Down to the last line, repeat the records exactly.

════════

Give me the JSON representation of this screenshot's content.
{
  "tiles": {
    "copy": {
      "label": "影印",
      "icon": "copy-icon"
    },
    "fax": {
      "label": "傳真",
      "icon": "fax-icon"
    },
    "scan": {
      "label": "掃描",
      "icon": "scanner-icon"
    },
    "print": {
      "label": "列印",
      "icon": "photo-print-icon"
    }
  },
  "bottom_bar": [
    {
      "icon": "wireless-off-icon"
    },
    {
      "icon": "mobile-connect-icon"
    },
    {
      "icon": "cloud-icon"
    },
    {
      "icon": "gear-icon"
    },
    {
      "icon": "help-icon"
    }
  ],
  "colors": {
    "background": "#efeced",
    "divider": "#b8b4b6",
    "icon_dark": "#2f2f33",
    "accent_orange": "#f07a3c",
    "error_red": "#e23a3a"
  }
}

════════

**FINISHED EXERCISE**
Give me the JSON representation of this screenshot's content.
{
  "tiles": {
    "copy": {
      "label": "影印",
      "icon": "copy-icon"
    },
    "fax": {
      "label": "傳真",
      "icon": "fax-icon"
    },
    "scan": {
      "label": "掃描",
      "icon": "scanner-icon"
    },
    "print": {
      "label": "列印",
      "icon": "photo-print-icon"
    }
  },
  "bottom_bar": [
    {
      "icon": "wireless-off-icon"
    },
    {
      "icon": "mobile-connect-icon"
    },
    {
      "icon": "cloud-icon"
    },
    {
      "icon": "gear-icon"
    },
    {
      "icon": "help-icon"
    }
  ],
  "colors": {
    "background": "#efeced",
    "divider": "#b8b4b6",
    "icon_dark": "#2f2f33",
    "accent_orange": "#f07a3c",
    "error_red": "#e23a3a"
  }
}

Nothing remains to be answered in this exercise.